Increased Competition Force Banks to Ease Lending Standards
Those banks that have started easing their commercial lending standards have done so in response to increased competition from other banks and nonbank sources, according to a recent Federal Reserve Board survey.
A small net fraction of banks reported easing their lending standards on commercial and industrial loans to large and medium-sized businesses, marking the first time this has occurred in two consecutive quarters since 2006, data from the Fed's April Senior Loan Officer Opinion Survey on Bank Lending Practices showed.
Domestic banks that eased their C&I lending standards pointed to increased competition from other banks or nonbank sources of credit as an important factor in their decision. According to the survey, the three factors that exerted the greatest influence on banks' C&I lending policies over the past three months were competitive pressures, the economic outlook, and tolerance for risk in the C&I loan market.

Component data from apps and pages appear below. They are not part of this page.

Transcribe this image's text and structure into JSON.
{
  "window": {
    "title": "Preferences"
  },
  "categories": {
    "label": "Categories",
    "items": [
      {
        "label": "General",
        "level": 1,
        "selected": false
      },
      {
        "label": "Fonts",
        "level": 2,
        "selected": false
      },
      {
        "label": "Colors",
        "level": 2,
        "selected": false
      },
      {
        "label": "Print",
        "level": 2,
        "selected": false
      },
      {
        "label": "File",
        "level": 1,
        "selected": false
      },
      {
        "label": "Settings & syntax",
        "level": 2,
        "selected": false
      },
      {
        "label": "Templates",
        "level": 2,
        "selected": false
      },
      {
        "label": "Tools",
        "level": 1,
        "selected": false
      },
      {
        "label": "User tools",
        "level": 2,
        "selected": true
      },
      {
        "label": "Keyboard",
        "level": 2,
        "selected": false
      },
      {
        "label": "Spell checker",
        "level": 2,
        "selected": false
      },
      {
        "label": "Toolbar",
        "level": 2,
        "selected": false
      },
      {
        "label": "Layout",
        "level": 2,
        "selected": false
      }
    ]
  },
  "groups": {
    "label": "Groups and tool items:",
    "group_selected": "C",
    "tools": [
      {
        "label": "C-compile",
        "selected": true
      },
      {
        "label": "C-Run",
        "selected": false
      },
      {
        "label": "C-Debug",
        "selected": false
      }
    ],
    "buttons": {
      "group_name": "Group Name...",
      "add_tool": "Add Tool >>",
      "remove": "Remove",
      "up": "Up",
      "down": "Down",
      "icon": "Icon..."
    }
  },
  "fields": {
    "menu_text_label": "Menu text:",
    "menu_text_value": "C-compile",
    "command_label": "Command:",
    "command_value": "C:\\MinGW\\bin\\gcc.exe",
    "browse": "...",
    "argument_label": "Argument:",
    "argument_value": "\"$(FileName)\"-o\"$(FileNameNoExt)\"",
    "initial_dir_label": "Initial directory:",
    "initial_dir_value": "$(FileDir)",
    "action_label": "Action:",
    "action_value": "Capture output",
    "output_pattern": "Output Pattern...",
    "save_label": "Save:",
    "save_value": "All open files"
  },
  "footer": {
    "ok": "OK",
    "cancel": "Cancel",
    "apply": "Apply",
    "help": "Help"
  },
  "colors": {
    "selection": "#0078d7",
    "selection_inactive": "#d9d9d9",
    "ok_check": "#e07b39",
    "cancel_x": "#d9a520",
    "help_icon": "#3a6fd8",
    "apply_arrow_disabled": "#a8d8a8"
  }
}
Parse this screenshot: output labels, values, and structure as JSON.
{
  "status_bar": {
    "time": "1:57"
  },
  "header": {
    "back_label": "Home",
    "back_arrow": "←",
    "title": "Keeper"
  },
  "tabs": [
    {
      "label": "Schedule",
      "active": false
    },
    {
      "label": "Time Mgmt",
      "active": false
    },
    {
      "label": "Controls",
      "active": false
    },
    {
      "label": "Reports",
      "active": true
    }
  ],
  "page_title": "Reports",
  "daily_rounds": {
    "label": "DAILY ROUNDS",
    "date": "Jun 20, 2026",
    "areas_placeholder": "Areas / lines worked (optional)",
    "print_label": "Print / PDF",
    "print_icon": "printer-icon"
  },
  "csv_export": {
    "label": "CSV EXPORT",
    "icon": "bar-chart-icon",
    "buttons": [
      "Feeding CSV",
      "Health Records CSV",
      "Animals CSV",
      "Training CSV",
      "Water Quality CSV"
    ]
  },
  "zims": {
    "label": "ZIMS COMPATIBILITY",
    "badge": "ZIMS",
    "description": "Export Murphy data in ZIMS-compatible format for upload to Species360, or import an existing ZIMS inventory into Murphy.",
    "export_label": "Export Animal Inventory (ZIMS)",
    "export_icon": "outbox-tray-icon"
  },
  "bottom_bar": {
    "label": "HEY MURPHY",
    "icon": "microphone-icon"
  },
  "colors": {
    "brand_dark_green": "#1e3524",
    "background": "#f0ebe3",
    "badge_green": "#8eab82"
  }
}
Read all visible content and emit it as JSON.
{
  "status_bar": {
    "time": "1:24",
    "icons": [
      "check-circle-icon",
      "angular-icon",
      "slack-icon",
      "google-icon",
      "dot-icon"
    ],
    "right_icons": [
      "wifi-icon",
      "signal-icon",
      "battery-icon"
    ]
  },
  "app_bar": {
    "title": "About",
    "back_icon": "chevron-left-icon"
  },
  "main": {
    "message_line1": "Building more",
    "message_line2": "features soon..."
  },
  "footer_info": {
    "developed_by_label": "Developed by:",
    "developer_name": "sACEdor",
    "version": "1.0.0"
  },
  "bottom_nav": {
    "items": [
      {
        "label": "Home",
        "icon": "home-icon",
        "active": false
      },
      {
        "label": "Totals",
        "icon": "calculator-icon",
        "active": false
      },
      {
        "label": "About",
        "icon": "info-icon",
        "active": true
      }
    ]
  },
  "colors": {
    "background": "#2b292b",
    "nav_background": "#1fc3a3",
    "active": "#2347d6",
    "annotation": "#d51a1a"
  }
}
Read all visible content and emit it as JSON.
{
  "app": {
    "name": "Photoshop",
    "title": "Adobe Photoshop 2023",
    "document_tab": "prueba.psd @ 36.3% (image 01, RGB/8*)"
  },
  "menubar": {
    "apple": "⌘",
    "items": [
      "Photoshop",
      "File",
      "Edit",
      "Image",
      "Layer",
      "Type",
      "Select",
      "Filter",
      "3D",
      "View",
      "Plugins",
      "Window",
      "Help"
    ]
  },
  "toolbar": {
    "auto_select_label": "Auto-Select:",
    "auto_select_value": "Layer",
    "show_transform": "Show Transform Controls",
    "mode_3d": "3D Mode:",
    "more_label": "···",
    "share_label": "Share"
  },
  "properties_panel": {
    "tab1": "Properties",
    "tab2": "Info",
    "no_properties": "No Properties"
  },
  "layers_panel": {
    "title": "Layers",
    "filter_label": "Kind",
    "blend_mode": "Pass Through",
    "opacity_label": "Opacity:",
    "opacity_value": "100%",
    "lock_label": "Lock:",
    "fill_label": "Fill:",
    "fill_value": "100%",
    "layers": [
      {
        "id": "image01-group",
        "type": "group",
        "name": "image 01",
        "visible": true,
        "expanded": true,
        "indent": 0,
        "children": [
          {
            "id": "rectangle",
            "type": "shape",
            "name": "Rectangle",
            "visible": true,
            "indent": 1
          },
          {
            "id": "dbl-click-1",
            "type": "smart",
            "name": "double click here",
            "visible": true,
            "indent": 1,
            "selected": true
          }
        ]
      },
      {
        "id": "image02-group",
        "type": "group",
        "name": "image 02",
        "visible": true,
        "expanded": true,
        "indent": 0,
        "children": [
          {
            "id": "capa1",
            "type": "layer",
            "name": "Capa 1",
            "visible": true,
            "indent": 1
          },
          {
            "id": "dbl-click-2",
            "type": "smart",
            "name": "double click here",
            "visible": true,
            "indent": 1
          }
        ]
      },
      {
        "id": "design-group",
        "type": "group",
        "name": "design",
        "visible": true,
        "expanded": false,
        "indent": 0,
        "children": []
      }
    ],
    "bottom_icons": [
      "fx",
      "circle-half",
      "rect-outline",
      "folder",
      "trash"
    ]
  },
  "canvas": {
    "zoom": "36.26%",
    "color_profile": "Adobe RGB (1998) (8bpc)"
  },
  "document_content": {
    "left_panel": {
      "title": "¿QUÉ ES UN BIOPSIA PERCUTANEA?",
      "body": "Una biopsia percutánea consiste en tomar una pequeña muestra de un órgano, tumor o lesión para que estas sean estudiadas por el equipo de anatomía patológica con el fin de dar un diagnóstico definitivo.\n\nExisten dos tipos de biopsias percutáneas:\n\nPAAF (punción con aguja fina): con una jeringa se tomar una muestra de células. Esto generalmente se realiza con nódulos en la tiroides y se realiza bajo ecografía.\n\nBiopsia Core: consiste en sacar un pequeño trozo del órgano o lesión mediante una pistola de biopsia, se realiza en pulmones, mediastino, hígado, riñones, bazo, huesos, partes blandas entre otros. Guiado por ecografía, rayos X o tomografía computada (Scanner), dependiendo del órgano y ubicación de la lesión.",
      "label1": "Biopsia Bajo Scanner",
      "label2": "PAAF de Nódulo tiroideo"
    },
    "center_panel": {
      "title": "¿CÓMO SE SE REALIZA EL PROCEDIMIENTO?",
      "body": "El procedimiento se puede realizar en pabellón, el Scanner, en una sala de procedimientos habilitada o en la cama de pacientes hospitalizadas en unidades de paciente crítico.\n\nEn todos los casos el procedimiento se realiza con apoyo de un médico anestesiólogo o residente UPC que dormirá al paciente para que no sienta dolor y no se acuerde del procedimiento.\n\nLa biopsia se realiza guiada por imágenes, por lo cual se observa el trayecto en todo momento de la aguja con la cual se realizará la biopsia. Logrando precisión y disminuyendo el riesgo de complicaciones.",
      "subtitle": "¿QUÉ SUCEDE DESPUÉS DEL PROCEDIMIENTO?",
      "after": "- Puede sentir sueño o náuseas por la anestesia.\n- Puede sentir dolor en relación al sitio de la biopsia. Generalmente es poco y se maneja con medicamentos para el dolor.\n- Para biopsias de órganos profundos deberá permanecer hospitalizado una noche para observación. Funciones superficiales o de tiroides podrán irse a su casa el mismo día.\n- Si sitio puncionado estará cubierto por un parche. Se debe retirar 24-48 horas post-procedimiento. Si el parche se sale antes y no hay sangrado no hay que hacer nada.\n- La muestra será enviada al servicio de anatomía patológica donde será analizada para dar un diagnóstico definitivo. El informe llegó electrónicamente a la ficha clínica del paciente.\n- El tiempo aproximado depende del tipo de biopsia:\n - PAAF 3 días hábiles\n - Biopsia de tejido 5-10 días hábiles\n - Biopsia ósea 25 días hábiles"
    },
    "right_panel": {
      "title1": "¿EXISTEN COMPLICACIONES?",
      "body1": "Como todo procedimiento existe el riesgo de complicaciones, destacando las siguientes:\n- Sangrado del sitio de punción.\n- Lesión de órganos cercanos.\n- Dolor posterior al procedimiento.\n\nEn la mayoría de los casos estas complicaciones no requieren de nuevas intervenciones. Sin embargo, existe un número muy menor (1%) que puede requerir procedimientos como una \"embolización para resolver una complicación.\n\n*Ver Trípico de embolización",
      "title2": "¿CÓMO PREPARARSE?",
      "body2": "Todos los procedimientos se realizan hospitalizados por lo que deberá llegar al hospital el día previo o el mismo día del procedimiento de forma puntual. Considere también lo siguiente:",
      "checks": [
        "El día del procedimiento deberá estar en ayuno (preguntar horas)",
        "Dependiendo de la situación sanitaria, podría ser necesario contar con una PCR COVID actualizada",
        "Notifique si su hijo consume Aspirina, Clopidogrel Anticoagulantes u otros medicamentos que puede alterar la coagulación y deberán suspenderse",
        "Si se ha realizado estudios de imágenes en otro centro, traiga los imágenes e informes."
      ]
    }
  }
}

The survey also revealed that demand for C&I loans from large, middle-market and small firms weakened further over the past three months. Among the domestic banks that reported increased demand for C&I loans, the most commonly cited reasons were increased needs to finance inventories and accounts receivable and a pickup in mergers and acquisitions. About half of those banks also reported having seen a shift of demand to their bank from other sources of external finance.